A copy of the judgement, seen by ch-aviation, lists Carlyle Aviation Partners special purpose vehicle (SPV) Accipiter Aircraft Investments 2 Limited; SMBC Aviation Capital; Minsheng Financial Leasing SPV BlueSky 31 Leasing Company Limited; Pembroke SPV Pembroke Aircraft Leasing 11; Merx Aviation Finance Limited SPV EOS Aviation 12 (Ireland) Limited; DAE Capital SPV DAE SY 22 12 Ireland Designated Activity Company; SKY Leasing SPV SFV Aircraft Holdings Ireland 9 DAC Limited; Aviation Capital Group; CDB Aviation SPV GY Aviation Lease 1722 Co Limited; BOC Aviation; Jackson Square Aviation; ICBC Financial Leasing SPV Sky High XCV Leasing Company Limited; and CCB Financial Leasing SPV Star Rising Aviation 13 Limited.

The resolution professional, India's equivalent of a bankruptcy administrator, can appeal the decision to India's Supreme Court. Last week, the judge rejected his application for a one-week stay of the order pending an appeal last week.

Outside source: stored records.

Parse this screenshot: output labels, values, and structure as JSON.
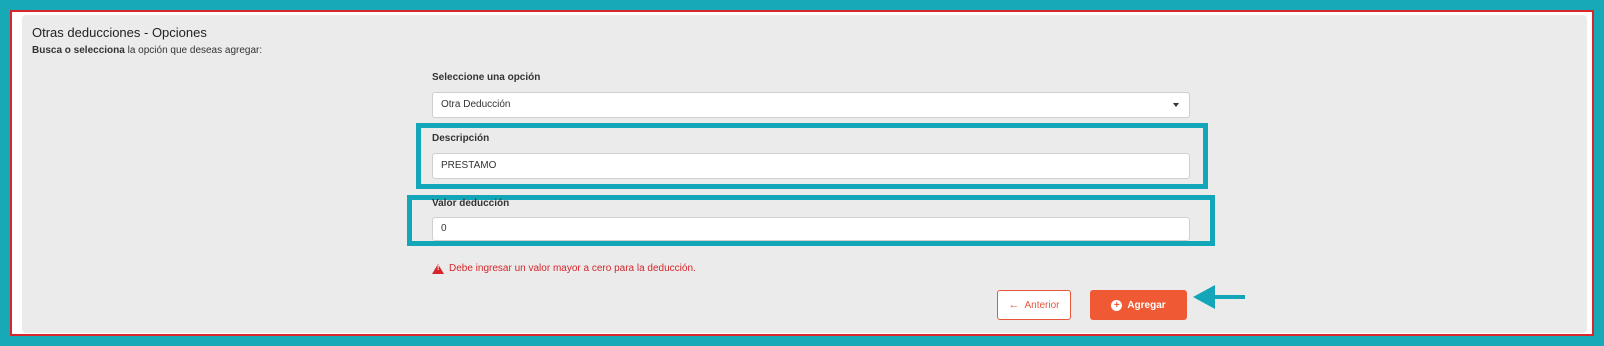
{
  "panel": {
    "title": "Otras deducciones - Opciones",
    "subtitle_bold": "Busca o selecciona",
    "subtitle_rest": " la opción que deseas agregar:"
  },
  "form": {
    "option": {
      "label": "Seleccione una opción",
      "value": "Otra Deducción"
    },
    "description": {
      "label": "Descripción",
      "value": "PRESTAMO"
    },
    "amount": {
      "label": "Valor deducción",
      "value": "0"
    },
    "error": "Debe ingresar un valor mayor a cero para la deducción."
  },
  "buttons": {
    "previous": "Anterior",
    "add": "Agregar"
  },
  "icons": {
    "warning": "warning-icon",
    "back": "arrow-left-icon",
    "add": "plus-circle-icon",
    "pointer": "annotation-arrow-icon"
  },
  "colors": {
    "accent": "#ef5a34",
    "error": "#d6262b",
    "annotation": "#13a6b8",
    "border": "#d9262b"
  }
}
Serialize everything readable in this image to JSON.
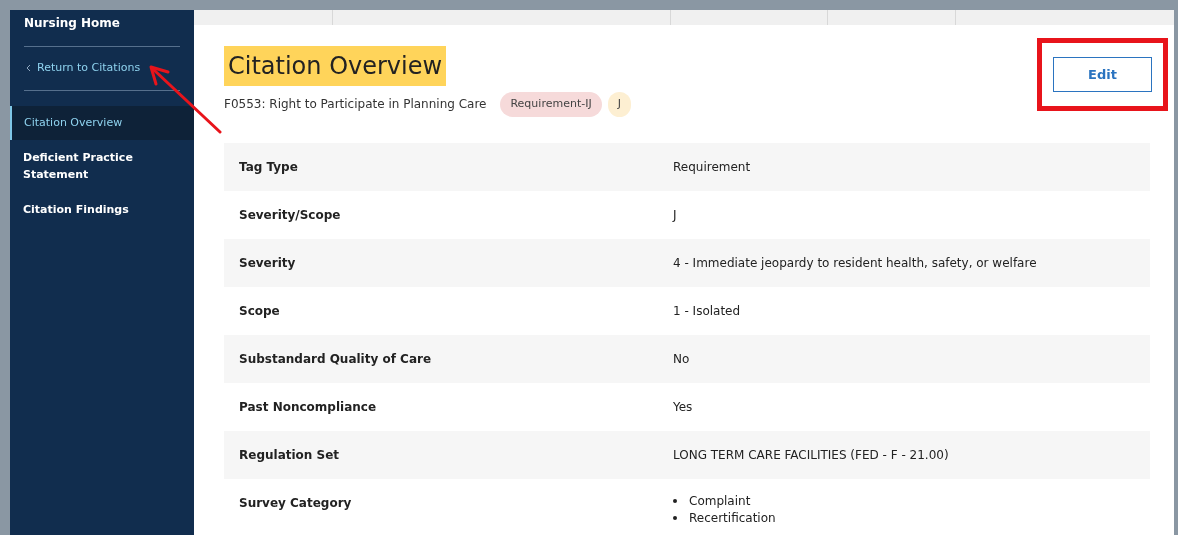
{
  "sidebar": {
    "title": "Nursing Home",
    "back_link": "Return to Citations",
    "items": [
      {
        "label": "Citation Overview",
        "selected": true
      },
      {
        "label": "Deficient Practice Statement",
        "selected": false
      },
      {
        "label": "Citation Findings",
        "selected": false
      }
    ]
  },
  "header": {
    "title": "Citation Overview",
    "subtitle": "F0553: Right to Participate in Planning Care",
    "badges": [
      {
        "label": "Requirement-IJ",
        "color": "#f6dada"
      },
      {
        "label": "J",
        "color": "#fdefd2"
      }
    ],
    "edit_button": "Edit"
  },
  "details": [
    {
      "label": "Tag Type",
      "value": "Requirement"
    },
    {
      "label": "Severity/Scope",
      "value": "J"
    },
    {
      "label": "Severity",
      "value": "4 - Immediate jeopardy to resident health, safety, or welfare"
    },
    {
      "label": "Scope",
      "value": "1 - Isolated"
    },
    {
      "label": "Substandard Quality of Care",
      "value": "No"
    },
    {
      "label": "Past Noncompliance",
      "value": "Yes"
    },
    {
      "label": "Regulation Set",
      "value": "LONG TERM CARE FACILITIES (FED - F - 21.00)"
    },
    {
      "label": "Survey Category",
      "list": [
        "Complaint",
        "Recertification"
      ]
    }
  ]
}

The outcome hinders a bid by Ajmera and the committee of creditors to sell Go First. They had recently secured court orders extending the administration period after receiving two bids to buy it - one from Sharjah-based Sky One and the other from EaseMyTrip founder Nishant Pitti and Ajay Singh, CEO of SpiceJet (SG, Delhi International). In the wake of the ruling, India's Economic Times reported that the parties had not arrived at a valuation for the airline despite extensive discussions. The committee of creditors reportedly believes the offer prices are too low and contingent on the successful outcome of an INR80 billion rupee (USD958 million) lawsuit against Pratt & Whitney. Last week's court ruling adds another wrinkle to the negotiations. Proponents of restarting Go First have argued that the airline must retain aircraft to relaunch. However, the lessors want their aircraft back and liquidation is becoming increasingly likely. Assorted creditors have filed claims against Go First worth more than INR62 billion (USD743 million).

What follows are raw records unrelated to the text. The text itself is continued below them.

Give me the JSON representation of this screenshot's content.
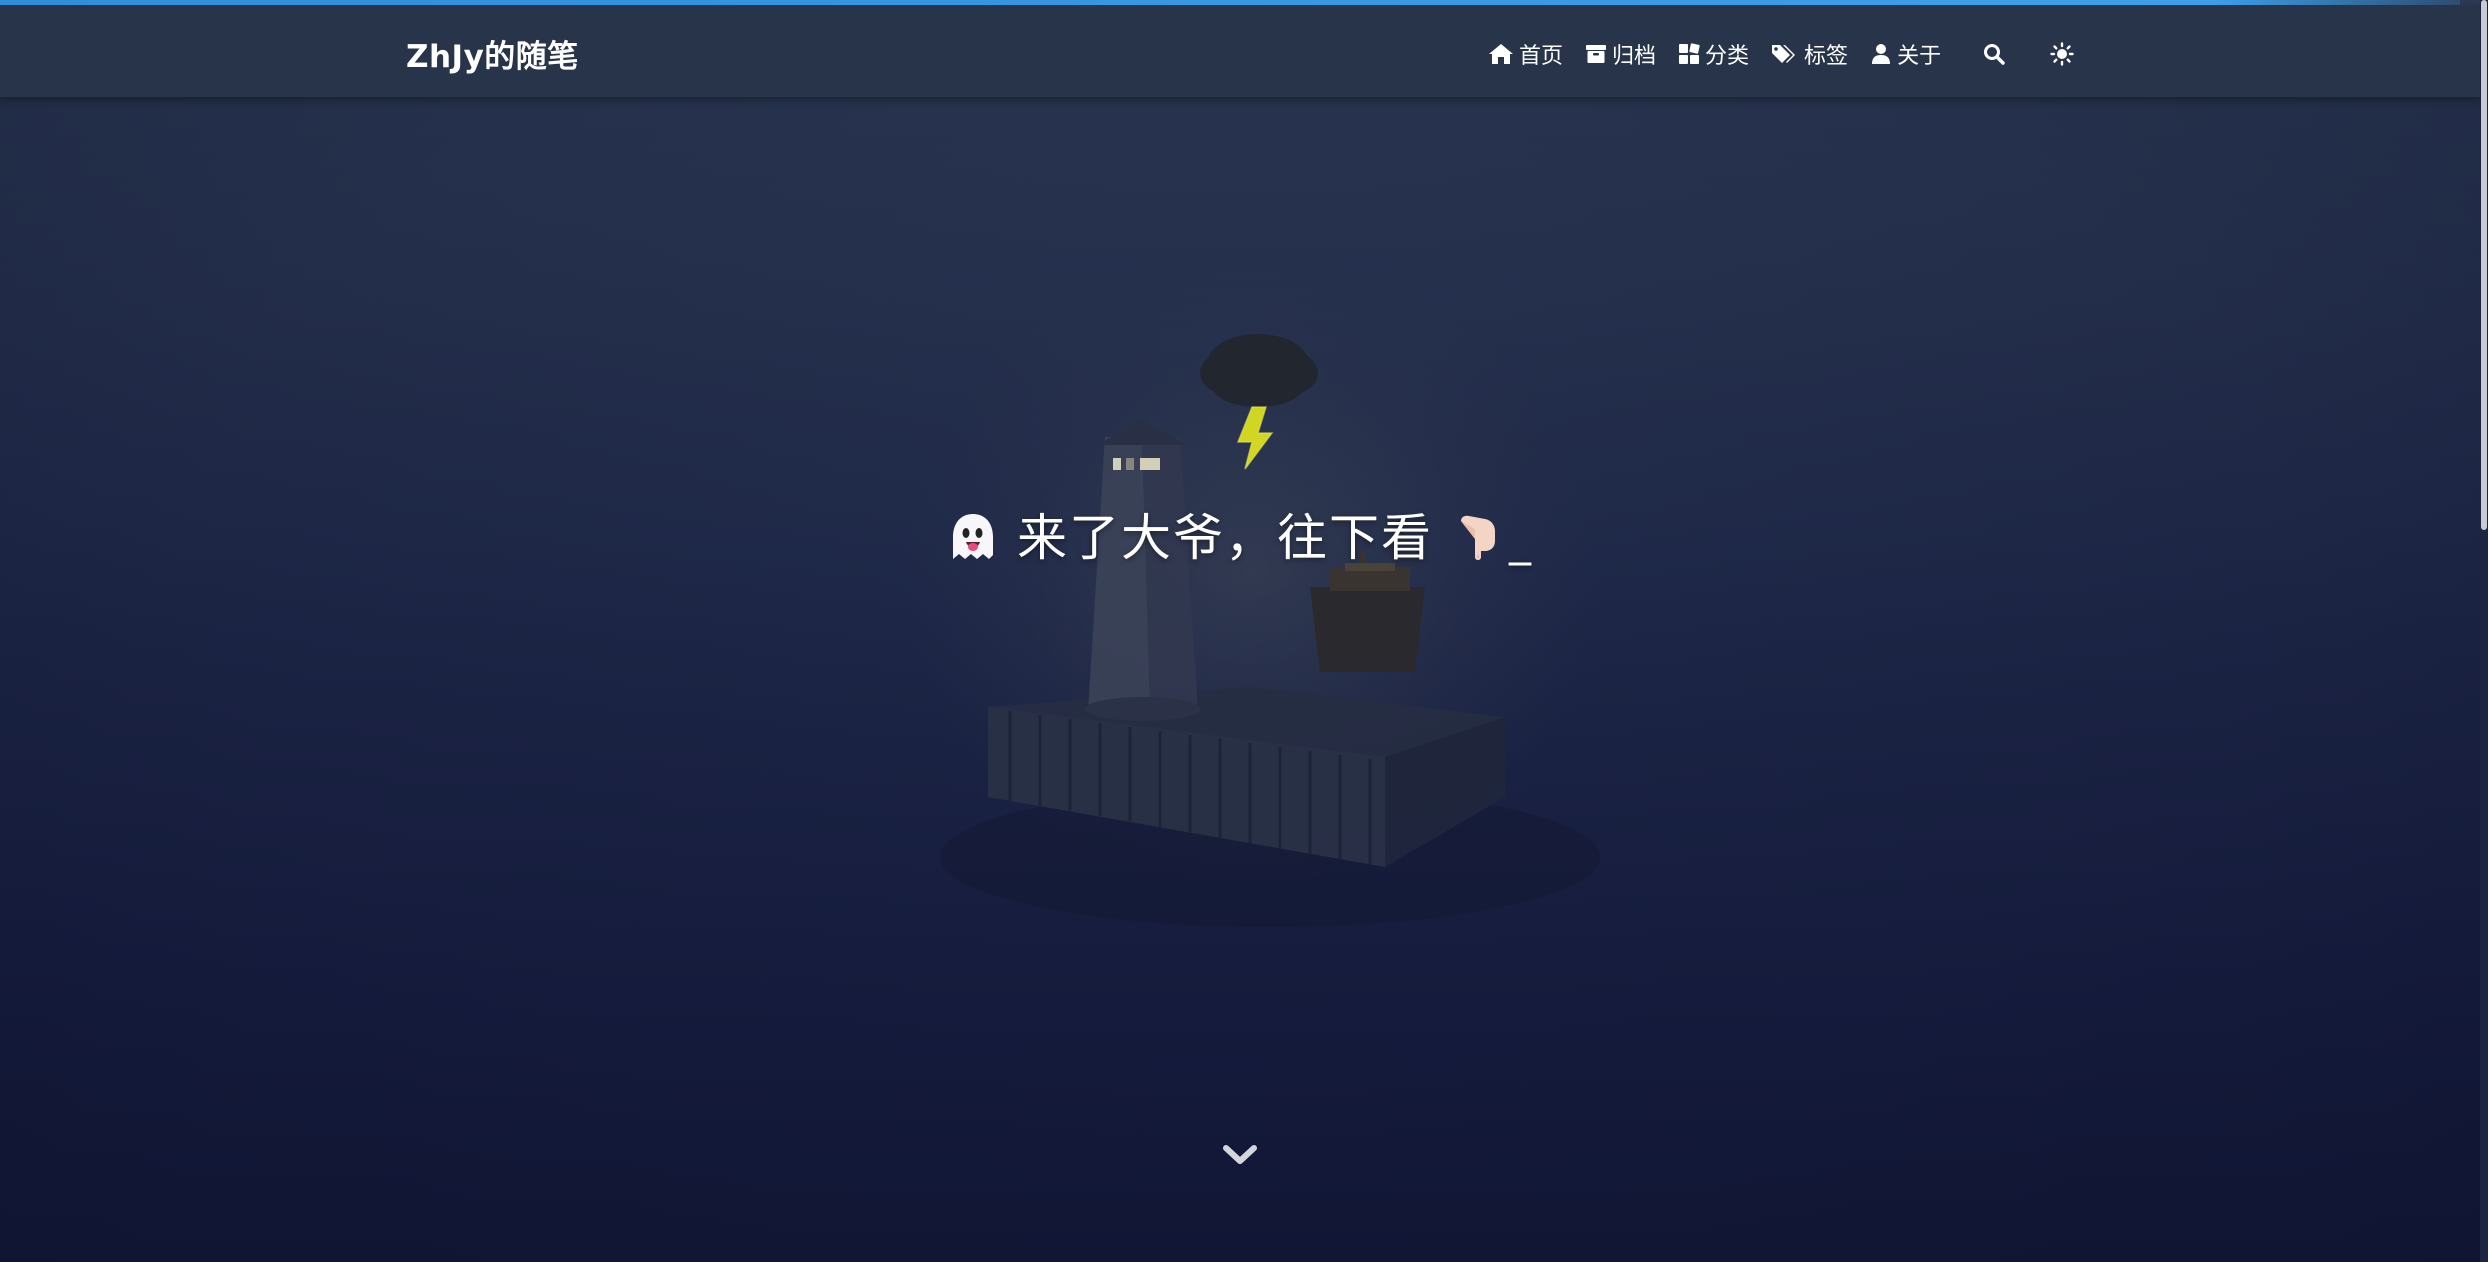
{
  "header": {
    "brand": "ZhJy的随笔",
    "nav": [
      {
        "label": "首页",
        "icon": "home-icon"
      },
      {
        "label": "归档",
        "icon": "archive-icon"
      },
      {
        "label": "分类",
        "icon": "category-icon"
      },
      {
        "label": "标签",
        "icon": "tags-icon"
      },
      {
        "label": "关于",
        "icon": "user-icon"
      }
    ],
    "search_icon": "search-icon",
    "theme_icon": "sun-icon"
  },
  "hero": {
    "text": "来了大爷，往下看",
    "cursor": "_",
    "leading_emoji": "ghost-icon",
    "trailing_emoji": "pointing-down-icon"
  },
  "scroll": {
    "icon": "chevron-down-icon"
  },
  "colors": {
    "accent": "#3ba0ea",
    "navbar_bg": "#28344a",
    "background_top": "#2c3a55",
    "background_bottom": "#131838",
    "lightning": "#d8dd22"
  }
}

"We have acknowledged the judgment issued by the Delhi High Court on April 26, 2024," said Pitti on X. "We will review the details of the order once we receive the official document. Following this review, we will evaluate our position and consider any necessary adjustments to our proposed offer for Go Air. Our commitment remains to proceed in a manner that respects the legal process and aligns with our strategic objectives."